This play is set in London, during a supposedly more genteel era. Harry Horner is a lustful cad who spread the rumor that he is impotent so husbands, mothers and nursemaids will allow their daughters to be left alone with him. His friend Pinchwife just married a provincial lass Margery, and the poor guy is doing all he can to keep her out of horny Horner's sight. Pinchwife's sister Alithea is betrothed to marry an odd man named Sparkish, but Horner's good friend Harcourt has his own designs on her. So, who will end up with whom on this love carousel?
Such are the three of the major stories that are told in the comedy of manners written by William Wycherley in 1675 entitled "The Country Wife." This type of comedy was a satire aimed at criticizing social behavior and beliefs. The version I saw this afternoon was the Filipino translation by Nicholas B. Pichay. I thought the language used by Pichay was easy to understand, sharp and really naughty. You can imagine all the rich variety of metaphors he used to describe Horner's "impotence", for instance. The word play was laugh-out-loud hilarious.
The actors had to act under long heavy curly wigs, thick white make up with rouge, and luxurious silk and satin costumes, and they all did so with over-the-top gleeful delight.
Physically, Martha Comia seemed to be an unusual choice to play Margery. Because she was so petite, she looked like Pinchwife's daughter. You should see how el Tayek lifts Comia up and stands her on a bench like a little girl! Despite that though, she was able to give a very relaxed natural performance for this oddly written character. She has a knack for playing lustful ladies well, as she did in the last play I saw her in, "The Duchess of Malfi" also by DUP, where she played Julia. (Sue Prado alternates in this title role. Her looks and allure are very different from Comia's, so it will be interesting to see how she would do it.)
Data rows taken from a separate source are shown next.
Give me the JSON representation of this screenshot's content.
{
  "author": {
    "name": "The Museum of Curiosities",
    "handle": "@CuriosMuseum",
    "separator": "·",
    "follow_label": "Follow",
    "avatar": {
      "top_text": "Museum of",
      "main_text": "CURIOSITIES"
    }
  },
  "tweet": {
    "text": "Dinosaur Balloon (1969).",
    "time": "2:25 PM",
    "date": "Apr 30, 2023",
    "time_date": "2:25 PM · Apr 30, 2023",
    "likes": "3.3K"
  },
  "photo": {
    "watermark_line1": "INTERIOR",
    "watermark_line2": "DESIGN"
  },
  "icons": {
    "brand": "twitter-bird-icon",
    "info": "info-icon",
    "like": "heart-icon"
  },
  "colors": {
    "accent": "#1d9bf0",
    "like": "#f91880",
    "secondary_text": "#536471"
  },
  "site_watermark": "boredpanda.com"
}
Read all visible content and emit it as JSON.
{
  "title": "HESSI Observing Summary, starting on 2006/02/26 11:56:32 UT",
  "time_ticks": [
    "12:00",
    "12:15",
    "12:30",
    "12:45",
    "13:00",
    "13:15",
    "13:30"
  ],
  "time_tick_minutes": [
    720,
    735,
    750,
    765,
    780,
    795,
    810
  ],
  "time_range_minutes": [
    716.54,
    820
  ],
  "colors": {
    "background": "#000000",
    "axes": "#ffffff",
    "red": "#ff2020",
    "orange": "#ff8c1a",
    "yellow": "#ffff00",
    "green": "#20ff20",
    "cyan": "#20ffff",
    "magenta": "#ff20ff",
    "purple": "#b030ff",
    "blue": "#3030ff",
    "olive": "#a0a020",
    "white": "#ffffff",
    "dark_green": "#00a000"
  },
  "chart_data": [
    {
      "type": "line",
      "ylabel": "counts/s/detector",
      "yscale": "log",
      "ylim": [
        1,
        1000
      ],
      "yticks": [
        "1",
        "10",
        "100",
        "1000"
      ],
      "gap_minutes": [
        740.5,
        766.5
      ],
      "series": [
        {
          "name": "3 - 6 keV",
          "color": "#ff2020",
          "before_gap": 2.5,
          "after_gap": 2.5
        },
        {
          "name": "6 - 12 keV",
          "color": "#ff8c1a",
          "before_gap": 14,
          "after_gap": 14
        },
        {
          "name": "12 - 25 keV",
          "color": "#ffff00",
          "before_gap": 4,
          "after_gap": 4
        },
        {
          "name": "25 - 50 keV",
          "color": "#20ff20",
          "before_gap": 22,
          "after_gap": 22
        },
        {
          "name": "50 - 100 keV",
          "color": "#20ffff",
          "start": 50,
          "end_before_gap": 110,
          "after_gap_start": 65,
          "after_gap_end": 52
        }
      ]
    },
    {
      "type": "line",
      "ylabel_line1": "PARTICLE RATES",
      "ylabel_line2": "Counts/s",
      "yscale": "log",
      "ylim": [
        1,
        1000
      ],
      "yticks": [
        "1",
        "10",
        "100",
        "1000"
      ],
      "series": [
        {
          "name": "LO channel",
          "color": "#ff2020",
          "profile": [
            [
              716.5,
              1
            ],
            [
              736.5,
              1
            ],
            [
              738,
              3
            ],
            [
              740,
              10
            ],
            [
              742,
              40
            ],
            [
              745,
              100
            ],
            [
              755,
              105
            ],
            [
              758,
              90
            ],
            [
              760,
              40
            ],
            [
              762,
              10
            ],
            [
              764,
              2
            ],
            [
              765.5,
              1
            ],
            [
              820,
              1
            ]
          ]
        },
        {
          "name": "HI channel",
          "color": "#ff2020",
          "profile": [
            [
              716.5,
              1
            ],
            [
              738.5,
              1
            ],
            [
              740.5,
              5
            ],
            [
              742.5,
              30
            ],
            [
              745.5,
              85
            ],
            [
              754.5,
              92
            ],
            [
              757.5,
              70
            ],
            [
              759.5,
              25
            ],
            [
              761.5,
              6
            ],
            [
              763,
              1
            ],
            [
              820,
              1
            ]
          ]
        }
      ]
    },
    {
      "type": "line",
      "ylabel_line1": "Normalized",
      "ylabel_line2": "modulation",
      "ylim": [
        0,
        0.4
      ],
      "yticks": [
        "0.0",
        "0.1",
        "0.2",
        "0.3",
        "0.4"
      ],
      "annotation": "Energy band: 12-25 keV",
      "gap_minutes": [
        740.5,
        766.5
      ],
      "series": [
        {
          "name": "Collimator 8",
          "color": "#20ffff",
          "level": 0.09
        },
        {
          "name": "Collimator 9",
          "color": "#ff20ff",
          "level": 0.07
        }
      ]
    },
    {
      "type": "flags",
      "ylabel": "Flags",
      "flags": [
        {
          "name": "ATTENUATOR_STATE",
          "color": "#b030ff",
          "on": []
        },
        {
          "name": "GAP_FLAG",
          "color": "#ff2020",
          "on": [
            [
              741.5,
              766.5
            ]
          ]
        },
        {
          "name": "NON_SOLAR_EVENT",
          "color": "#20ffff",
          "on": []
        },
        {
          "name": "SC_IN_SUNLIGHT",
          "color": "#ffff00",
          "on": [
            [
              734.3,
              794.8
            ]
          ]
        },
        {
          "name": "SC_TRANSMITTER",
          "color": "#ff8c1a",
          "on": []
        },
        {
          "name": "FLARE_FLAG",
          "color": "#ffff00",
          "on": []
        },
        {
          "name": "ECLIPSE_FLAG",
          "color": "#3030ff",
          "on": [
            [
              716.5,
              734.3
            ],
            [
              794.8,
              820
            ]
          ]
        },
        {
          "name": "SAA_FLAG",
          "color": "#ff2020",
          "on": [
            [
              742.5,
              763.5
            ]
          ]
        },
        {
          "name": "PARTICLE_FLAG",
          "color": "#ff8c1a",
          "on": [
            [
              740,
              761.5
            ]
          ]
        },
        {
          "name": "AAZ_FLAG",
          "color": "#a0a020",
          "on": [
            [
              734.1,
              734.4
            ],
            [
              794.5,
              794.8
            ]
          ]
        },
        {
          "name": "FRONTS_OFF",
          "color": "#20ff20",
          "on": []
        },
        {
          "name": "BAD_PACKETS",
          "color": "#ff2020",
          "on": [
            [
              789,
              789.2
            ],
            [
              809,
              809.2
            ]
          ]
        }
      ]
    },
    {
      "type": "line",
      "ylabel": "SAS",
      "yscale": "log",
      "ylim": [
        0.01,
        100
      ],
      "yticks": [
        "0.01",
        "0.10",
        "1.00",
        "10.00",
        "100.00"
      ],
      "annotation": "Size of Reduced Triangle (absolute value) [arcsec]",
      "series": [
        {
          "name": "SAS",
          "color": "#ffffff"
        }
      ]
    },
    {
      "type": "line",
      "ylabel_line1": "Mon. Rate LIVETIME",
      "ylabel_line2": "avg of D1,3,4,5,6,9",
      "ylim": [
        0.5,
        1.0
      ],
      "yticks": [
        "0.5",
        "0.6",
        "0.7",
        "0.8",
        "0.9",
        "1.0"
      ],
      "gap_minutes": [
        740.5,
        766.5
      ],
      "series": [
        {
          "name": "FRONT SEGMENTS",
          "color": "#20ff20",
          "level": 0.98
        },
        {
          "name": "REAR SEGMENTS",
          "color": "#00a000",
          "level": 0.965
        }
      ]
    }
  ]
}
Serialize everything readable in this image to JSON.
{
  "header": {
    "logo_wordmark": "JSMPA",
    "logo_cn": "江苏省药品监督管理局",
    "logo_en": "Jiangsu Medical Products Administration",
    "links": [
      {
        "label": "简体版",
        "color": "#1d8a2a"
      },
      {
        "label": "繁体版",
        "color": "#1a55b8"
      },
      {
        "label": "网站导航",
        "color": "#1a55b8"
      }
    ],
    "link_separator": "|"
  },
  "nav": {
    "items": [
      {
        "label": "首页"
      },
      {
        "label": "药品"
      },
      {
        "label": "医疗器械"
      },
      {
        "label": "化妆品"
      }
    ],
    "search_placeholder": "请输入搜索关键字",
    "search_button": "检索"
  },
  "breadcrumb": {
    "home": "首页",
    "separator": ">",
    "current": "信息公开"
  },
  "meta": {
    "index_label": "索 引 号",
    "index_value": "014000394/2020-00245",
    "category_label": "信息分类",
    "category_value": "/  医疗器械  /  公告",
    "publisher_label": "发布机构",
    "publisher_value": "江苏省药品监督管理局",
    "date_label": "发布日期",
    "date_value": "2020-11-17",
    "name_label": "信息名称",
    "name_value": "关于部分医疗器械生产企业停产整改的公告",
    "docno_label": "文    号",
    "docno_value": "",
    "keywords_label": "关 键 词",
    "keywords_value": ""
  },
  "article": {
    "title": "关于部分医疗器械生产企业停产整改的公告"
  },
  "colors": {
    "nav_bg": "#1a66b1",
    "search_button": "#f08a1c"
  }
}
Neil Ryan Sese has the roguish charm to pull off the irresistible-to-women Horner. Tarek el Tayek was really funny as the clueless Pinchwife, who was the butt of everyone's pranks. I think this is the first Filipino play I have seen the very reliable veteran actor Leo Rialp in, where he played Jasper Fidget, an aristocrat who fell for Horner's ruse.
In an incredible piece of casting, Shamaine Centenera-Buencamino took on the role of a man -- the weird man with strange actuations, Sparkish. She received the loudest ovation for her outrageous performance. (RS Francisco is the alternate in this role, and again I can imagine he would do this in a totally different way.)
I am already a fan of Dolly de Leon who played Lady Fidget, a matron enamored by Horner's sex appeal. Her sense of comedy is faultless, with her little facial expressions saying so much. Carlo Tarobal and Karen Gaerlan played Harcourt and Alithea. Both of them did well enough, but their comedic timing still needed improvement compared to their more experienced co-actors.
Congratulations to Professor Emeritus Tony Mabesa for directing this piece of classic farce about sex, marriage and reputation to still be very entertaining for mature modern viewers, even when translated to the native tongue. He is very ably supported by his talented crew, composed of Shakira Villa Symes (Lights Designer), Jethro Joaquin (Sounds Designer), Clint Ramos (Set Designer), and Eric Pineda (Costume Designer).
(L-R: De Leon, Gaerlan, Buencamino, Sese, Comia, el Tayek, Tarobal, and Rialp take their bows)
"The Country Wife/Ang Misis Kong Promdi" had been running since November 19, 2014. Last day of the show is on December 7, 2014. Both shows left will be in Filipino. For tickets for the 10 AM show, contact Fitz Bitana at 0916 988 8991. For the 3 PM and final show of the run, contact Vincent Pajara at 0936 303 3879.